What happens in prison doesn't stay in prison. The vast majority of California's prison inmates return to their home counties once released.
When the California Department of Corrections and Rehabilitation decided it was time to start beefing up rehabilitation programs behind bars, the agency sent administrators to L.A. That's because half of state prisoners come from Los Angeles and its surrounding counties.
"Our goal is to give them the skills so they think differently, behave differently, so when they go back to Los Angeles County, or any of the surrounding areas where they came from, they'll lead more constructive lives and the recidivism rate will be reduced," said CDCR Spokesman Bill Sessa.
The department plans on taking proposals in the next year or so, and with that in mind, met with local providers in L.A. on Thursday. They'll also be in Oakland next week. The move reflects a shift in direction for the department, where rehabilitation programs have been cut significantly for the past few years. This year, by contrast, they've been given $190 million to go towards starting new programs. Sessa explained the opportunity for change arose from prison realigment, shifting lower level offenders to county supervision. Realignment, started in fall of 2011, has helped the system reduce the population by about 30,000 inmates so far.
Chip Somodevilla/Getty Images
Los Angeles County Sheriff Lee Baca in 2010.
LAPD is expected to release crime data for the City of Los Angeles later today. Meanwhile, the Los Angeles Sheriff's Department is seeing a slight uptick in violent and property crimes in the unincorporated areas of LA County and contract cities that they patrol.
Part I crimes (meaning violent crime and property crimes) are up 6.2 percent overall compared to last year at this time. The larger spectrum still shows a vast decrease in all types of crimes in the past five years. Since 2007, part I crimes have gone down 16.21 percent.
Looking at more specific stats, a few things stand out:
- The unincorporated area of Palmdale has seen a 43.2 percent jump in part I crimes so far this year;
- Parts of Lomita, Avalon, Pico Rivera, and Lancaster have also seen a major uptick
- Homicide is rising in the unincorporated area of Compton, while falling in Compton itself;
Rina Palta / KPCC
The scene of a multiple victim shooting in Southwestern L.A. Wednesday night.
A shooting in Southwestern Los Angeles Wednesday night left at least three victims. One victim, who rescue workers tried to recussitate as they loaded the stretcher onto the ambulance, was later pronounced dead.
According to police at the scene, on the 4800 block of 2nd Avenue, a group of Rollin 40s Crips were having a party and shooting fireworks off in the street when a white van rolled by and someone inside the van opened fire.
Partygoers waited to be questioned, some wearing costumes, like one man, who had on an orange clown wig.
As of yet, there has been no word of arrests.
This story has been updated.
Screenshot of 'The Academy' via Hulu
Henry Marin on the the Fox reality show 'The Academy.'
Henry Marin, a former Los Angeles County sheriff's deputy, was sentenced Monday to two years in jail for trying to smuggle heroin into jail in a burrito.

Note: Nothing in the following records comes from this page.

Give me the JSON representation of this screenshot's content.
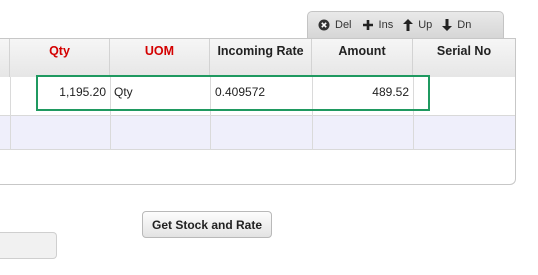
{
  "toolbar": {
    "del_label": "Del",
    "ins_label": "Ins",
    "up_label": "Up",
    "dn_label": "Dn"
  },
  "grid": {
    "columns": [
      "Qty",
      "UOM",
      "Incoming Rate",
      "Amount",
      "Serial No"
    ],
    "row": {
      "qty": "1,195.20",
      "uom": "Qty",
      "incoming_rate": "0.409572",
      "amount": "489.52",
      "serial_no": ""
    }
  },
  "actions": {
    "get_stock_label": "Get Stock and Rate"
  },
  "colors": {
    "mandatory_header": "#d40000",
    "selection_border": "#1f9960",
    "alt_row": "#efeffb"
  }
}
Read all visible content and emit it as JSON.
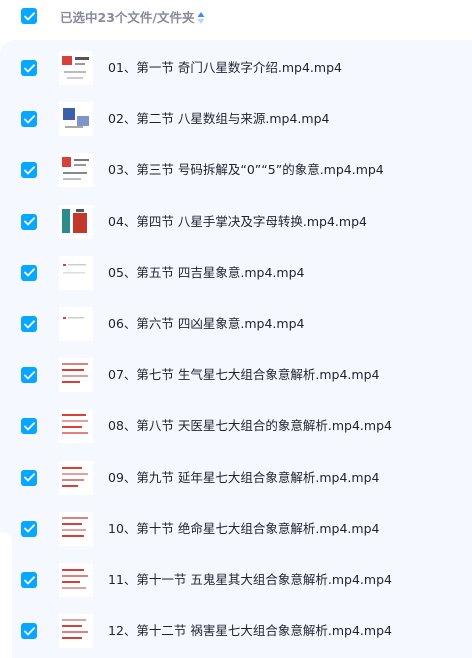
{
  "header": {
    "title": "已选中23个文件/文件夹",
    "checked": true,
    "sort_icon": "sort-up-down-icon",
    "accent_color": "#06a7ff"
  },
  "files": [
    {
      "name": "01、第一节 奇门八星数字介绍.mp4.mp4",
      "checked": true
    },
    {
      "name": "02、第二节 八星数组与来源.mp4.mp4",
      "checked": true
    },
    {
      "name": "03、第三节 号码拆解及“0”“5”的象意.mp4.mp4",
      "checked": true
    },
    {
      "name": "04、第四节 八星手掌决及字母转换.mp4.mp4",
      "checked": true
    },
    {
      "name": "05、第五节 四吉星象意.mp4.mp4",
      "checked": true
    },
    {
      "name": "06、第六节 四凶星象意.mp4.mp4",
      "checked": true
    },
    {
      "name": "07、第七节 生气星七大组合象意解析.mp4.mp4",
      "checked": true
    },
    {
      "name": "08、第八节 天医星七大组合的象意解析.mp4.mp4",
      "checked": true
    },
    {
      "name": "09、第九节 延年星七大组合象意解析.mp4.mp4",
      "checked": true
    },
    {
      "name": "10、第十节 绝命星七大组合象意解析.mp4.mp4",
      "checked": true
    },
    {
      "name": "11、第十一节 五鬼星其大组合象意解析.mp4.mp4",
      "checked": true
    },
    {
      "name": "12、第十二节 祸害星七大组合象意解析.mp4.mp4",
      "checked": true
    }
  ]
}
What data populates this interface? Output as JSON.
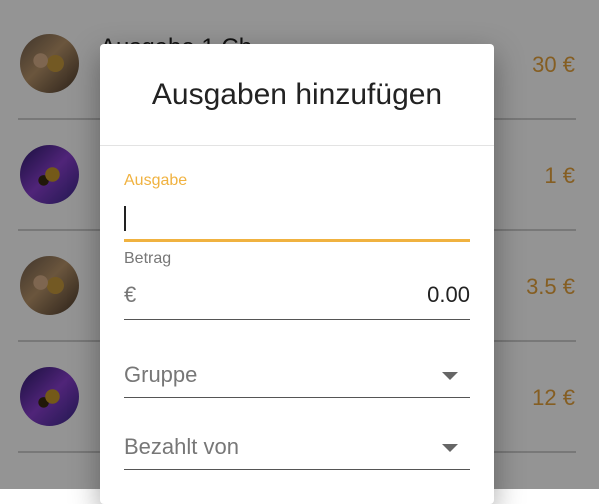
{
  "list": {
    "items": [
      {
        "name": "Ausgabe 1 Ch",
        "amount": "30 €",
        "avatar": "person-photo"
      },
      {
        "name": "",
        "amount": "1 €",
        "avatar": "bee-photo"
      },
      {
        "name": "",
        "amount": "3.5 €",
        "avatar": "person-photo"
      },
      {
        "name": "",
        "amount": "12 €",
        "avatar": "bee-photo"
      }
    ]
  },
  "dialog": {
    "title": "Ausgaben hinzufügen",
    "expense_label": "Ausgabe",
    "expense_value": "",
    "amount_label": "Betrag",
    "currency_symbol": "€",
    "amount_value": "0.00",
    "group_placeholder": "Gruppe",
    "paid_by_placeholder": "Bezahlt von"
  },
  "colors": {
    "accent": "#f0b240",
    "amount_text": "#e6a23c",
    "overlay": "rgba(0,0,0,0.42)"
  },
  "icons": {
    "dropdown": "chevron-down-icon"
  }
}
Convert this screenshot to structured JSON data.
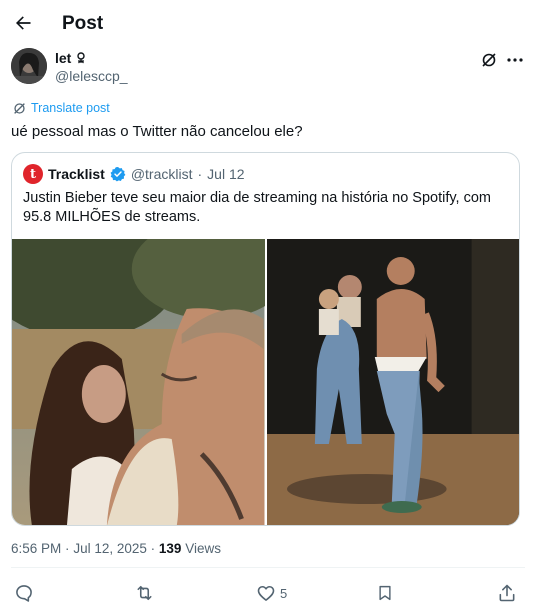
{
  "header": {
    "title": "Post"
  },
  "author": {
    "display_name": "let",
    "handle": "@lelesccp_"
  },
  "translate_label": "Translate post",
  "tweet_text": "ué pessoal mas o Twitter não cancelou ele?",
  "quote": {
    "name": "Tracklist",
    "handle": "@tracklist",
    "separator": "·",
    "date": "Jul 12",
    "avatar_letter": "t",
    "text": "Justin Bieber teve seu maior dia de streaming na história no Spotify, com 95.8 MILHÕES de streams."
  },
  "meta": {
    "time": "6:56 PM",
    "date": "Jul 12, 2025",
    "dot": "·",
    "views_count": "139",
    "views_label": "Views"
  },
  "actions": {
    "like_count": "5"
  },
  "colors": {
    "accent": "#1d9bf0",
    "verified": "#1d9bf0",
    "tracklist_red": "#e0242b",
    "muted": "#536471"
  }
}
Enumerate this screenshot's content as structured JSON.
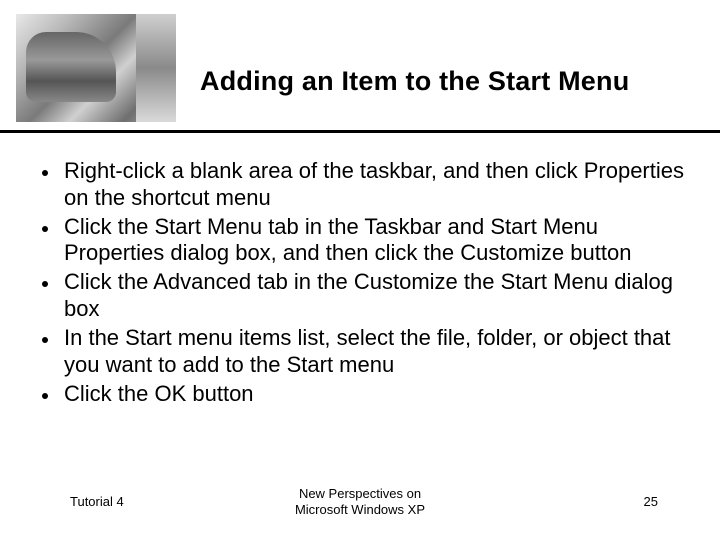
{
  "title": "Adding an Item to the Start Menu",
  "bullets": [
    "Right-click a blank area of the taskbar, and then click Properties on the shortcut menu",
    "Click the Start Menu tab in the Taskbar and Start Menu Properties dialog box, and then click the Customize button",
    "Click the Advanced tab in the Customize the Start Menu dialog box",
    "In the Start menu items list, select the file, folder, or object that you want to add to the Start menu",
    "Click the OK button"
  ],
  "footer": {
    "left": "Tutorial 4",
    "center_line1": "New Perspectives on",
    "center_line2": "Microsoft Windows XP",
    "page": "25"
  }
}
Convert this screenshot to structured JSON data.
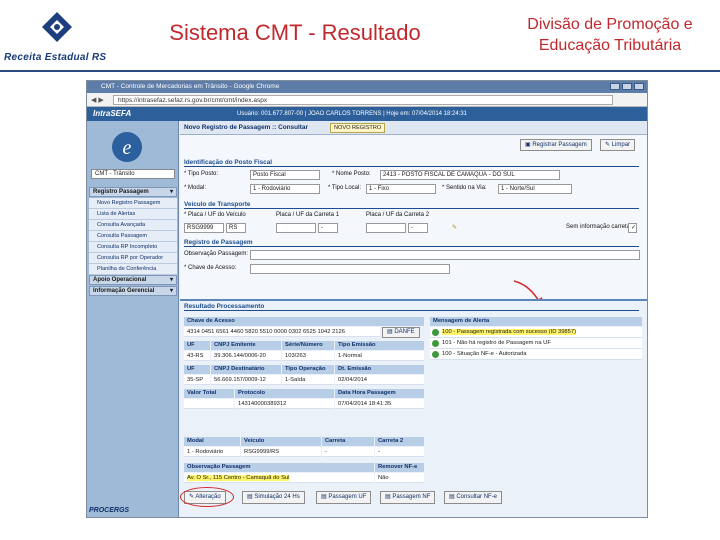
{
  "slide": {
    "title": "Sistema CMT - Resultado",
    "department_line1": "Divisão de Promoção e",
    "department_line2": "Educação Tributária",
    "logo_text": "Receita Estadual RS"
  },
  "window": {
    "title": "CMT - Controle de Mercadorias em Trânsito - Google Chrome",
    "url": "https://intrasefaz.sefaz.rs.gov.br/cmt/cmt/index.aspx"
  },
  "intranet": {
    "logo": "IntraSEFA",
    "user_info": "Usuário: 001.677.807-00  |  JOAO CARLOS TORRENS  |  Hoje em: 07/04/2014 18:24:31"
  },
  "sidebar": {
    "selected_system": "CMT - Trânsito",
    "groups": [
      {
        "label": "Registro Passagem",
        "items": [
          "Novo Registro Passagem",
          "Lista de Alertas",
          "Consulta Avançada",
          "Consulta Passagem",
          "Consulta RP Incompleto",
          "Consulta RP por Operador",
          "Planilha de Conferência"
        ]
      },
      {
        "label": "Apoio Operacional",
        "items": []
      },
      {
        "label": "Informação Gerencial",
        "items": []
      }
    ]
  },
  "main": {
    "page_title": "Novo Registro de Passagem :: Consultar",
    "tab_label": "NOVO REGISTRO",
    "btn_register": "Registrar Passagem",
    "btn_clear": "Limpar",
    "section_local": "Identificação do Posto Fiscal",
    "lbl_tipo_posto": "* Tipo Posto:",
    "val_tipo_posto": "Posto Fiscal",
    "lbl_nome_posto": "* Nome Posto:",
    "val_nome_posto": "2413 - POSTO FISCAL DE CAMAQUÃ - DO SUL",
    "lbl_modal": "* Modal:",
    "val_modal": "1 - Rodoviário",
    "lbl_tipo_local": "* Tipo Local:",
    "val_tipo_local": "1 - Fixo",
    "lbl_sentido": "* Sentido na Via:",
    "val_sentido": "1 - Norte/Sul",
    "section_veiculo": "Veículo de Transporte",
    "lbl_placa": "* Placa / UF do Veículo",
    "val_placa": "RSG9999",
    "val_uf": "RS",
    "lbl_carreta1": "Placa / UF da Carreta 1",
    "lbl_carreta2": "Placa / UF da Carreta 2",
    "val_dash": "-",
    "lbl_sem_carreta": "Sem informação carreta",
    "section_registro": "Registro de Passagem",
    "lbl_obs": "Observação Passagem:",
    "lbl_chave": "* Chave de Acesso:"
  },
  "result": {
    "title": "Resultado Processamento",
    "hdr_chave": "Chave de Acesso",
    "val_chave": "4314 0451 6561 4460 5820 5510 0000 0302 6525 1042 2126",
    "btn_danfe": "DANFE",
    "hdr_alerta": "Mensagem de Alerta",
    "alerts": [
      "100 - Passagem registrada com sucesso (ID 39857)",
      "101 - Não há registro de Passagem na UF",
      "100 - Situação NF-e - Autorizada"
    ],
    "hdr_uf": "UF",
    "hdr_cnpj": "CNPJ Emitente",
    "hdr_serie": "Série/Número",
    "hdr_tipo": "Tipo Emissão",
    "val_uf": "43-RS",
    "val_cnpj": "39.306.144/0006-20",
    "val_serie": "103/263",
    "val_tipo": "1-Normal",
    "hdr_uf2": "UF",
    "hdr_cnpj_dest": "CNPJ Destinatário",
    "hdr_tipo_op": "Tipo Operação",
    "hdr_dt_emissao": "Dt. Emissão",
    "val_uf2": "35-SP",
    "val_cnpj_dest": "56.669.157/0009-12",
    "val_tipo_op": "1-Saída",
    "val_dt_emissao": "02/04/2014",
    "hdr_valor": "Valor Total",
    "hdr_protocolo": "Protocolo",
    "hdr_data_hora": "Data Hora Passagem",
    "val_valor": "",
    "val_protocolo": "143140000389312",
    "val_data_hora": "07/04/2014 18:41:35",
    "hdr_modal": "Modal",
    "hdr_veiculo": "Veículo",
    "hdr_carreta": "Carreta",
    "hdr_carreta2": "Carreta 2",
    "val_modal": "1 - Rodoviário",
    "val_veiculo": "RSG9999/RS",
    "val_carreta": "-",
    "val_carreta2": "-",
    "hdr_obs": "Observação Passagem",
    "hdr_remover": "Remover NF-e",
    "val_obs": "Av. O Sr., 115 Centro - Camaquã do Sul",
    "val_remover": "Não",
    "bottom_buttons": [
      "Alteração",
      "Simulação 24 Hs",
      "Passagem UF",
      "Passagem NF",
      "Consultar NF-e"
    ]
  },
  "footer": {
    "logo": "PROCERGS"
  }
}
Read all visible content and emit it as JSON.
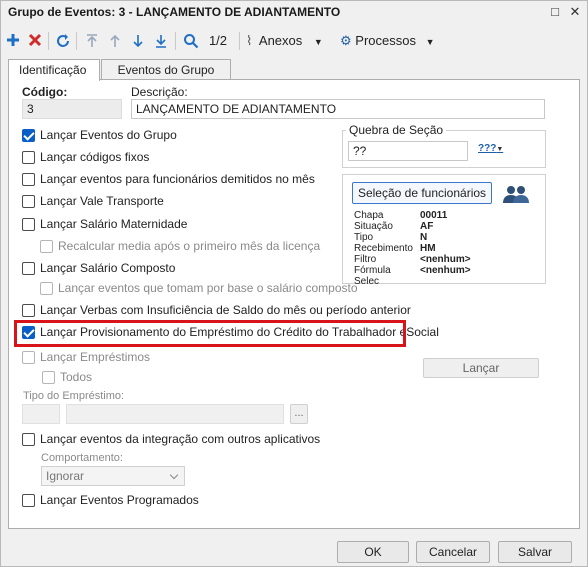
{
  "window": {
    "title": "Grupo de Eventos: 3 - LANÇAMENTO DE ADIANTAMENTO",
    "restore_glyph": "□",
    "close_glyph": "✕"
  },
  "toolbar": {
    "page_indicator": "1/2",
    "anexos_label": "Anexos",
    "processos_label": "Processos",
    "colors": {
      "add": "#1f6fc5",
      "delete": "#d12b2b",
      "refresh": "#1f6fc5",
      "nav": "#1f6fc5",
      "nav_disabled": "#9aa9bd"
    }
  },
  "tabs": [
    {
      "label": "Identificação"
    },
    {
      "label": "Eventos do Grupo"
    }
  ],
  "form": {
    "codigo_label": "Código:",
    "codigo_value": "3",
    "descricao_label": "Descrição:",
    "descricao_value": "LANÇAMENTO DE ADIANTAMENTO",
    "quebra_label": "Quebra de Seção",
    "quebra_value": "??",
    "quebra_picker_text": "???",
    "selecao_button": "Seleção de funcionários",
    "employee_fields": [
      {
        "key": "Chapa",
        "value": "00011"
      },
      {
        "key": "Situação",
        "value": "AF"
      },
      {
        "key": "Tipo",
        "value": "N"
      },
      {
        "key": "Recebimento",
        "value": "HM"
      },
      {
        "key": "Filtro",
        "value": "<nenhum>"
      },
      {
        "key": "Fórmula Selec",
        "value": "<nenhum>"
      }
    ],
    "checkboxes": [
      {
        "label": "Lançar Eventos do Grupo",
        "checked": true
      },
      {
        "label": "Lançar códigos fixos",
        "checked": false
      },
      {
        "label": "Lançar eventos para funcionários demitidos no mês",
        "checked": false
      },
      {
        "label": "Lançar Vale Transporte",
        "checked": false
      },
      {
        "label": "Lançar Salário Maternidade",
        "checked": false
      },
      {
        "label": "Recalcular media após o primeiro mês da licença",
        "checked": false,
        "disabled": true
      },
      {
        "label": "Lançar Salário Composto",
        "checked": false
      },
      {
        "label": "Lançar eventos que tomam por base o salário composto",
        "checked": false,
        "disabled": true
      },
      {
        "label": "Lançar Verbas com Insuficiência de Saldo do mês ou período anterior",
        "checked": false
      },
      {
        "label": "Lançar Provisionamento do Empréstimo do Crédito do Trabalhador eSocial",
        "checked": true
      },
      {
        "label": "Lançar Empréstimos",
        "checked": false,
        "disabled": true
      },
      {
        "label": "Todos",
        "checked": false,
        "disabled": true
      },
      {
        "label": "Lançar eventos da integração com outros aplicativos",
        "checked": false
      },
      {
        "label": "Lançar Eventos Programados",
        "checked": false
      }
    ],
    "lancar_button": "Lançar",
    "tipo_emprestimo_label": "Tipo do Empréstimo:",
    "lookup_button": "...",
    "comportamento_label": "Comportamento:",
    "comportamento_value": "Ignorar"
  },
  "footer": {
    "ok": "OK",
    "cancelar": "Cancelar",
    "salvar": "Salvar"
  },
  "highlight_color": "#d7141a"
}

The heroin was apparently destined for a Mexican Mafia associate behind bars.
Marin was caught through a sting operation by the sheriff's department, targeting corrupt deputies — reportedly in response to a string of incidents involving deputies selling or transporting drugs behind bars, where they're worth up to 10 times their street value.
This particular case caught a lot of media attention partially because Marin was featured on a reality show about sheriff's department recruits. On the 2007 show, "The Academy," Marin is shown failing out of his class. Apparently, he was allowed to reenroll at the academy later and eventually graduated.
Courtesy of the Los Angeles County Sheriff's Department.
On Saturday, the Los Angeles Sheriff's Department will host their annual Women in Law Enforcement Career Day. Sheriff's Deputy Armore Smith said the event is aimed at recruiting more women to the ranks of the country's largest sheriff's department.
The goal is to reach 20 percent female, Smith said. Current female staffing levels were not immediately available.
In 1987, the department entered a consent decree after Susan Bouman Palomino sued, claiming gender discrimination in promotion practices. That decree came to an end this year, but Smith said the department is continuing its drive to hire more women.
The event is open to all: 9 a.m. to 2 p.m. June 23 at the Sheriff’s Training Academy in Whittier, 11515 S. Colima Road.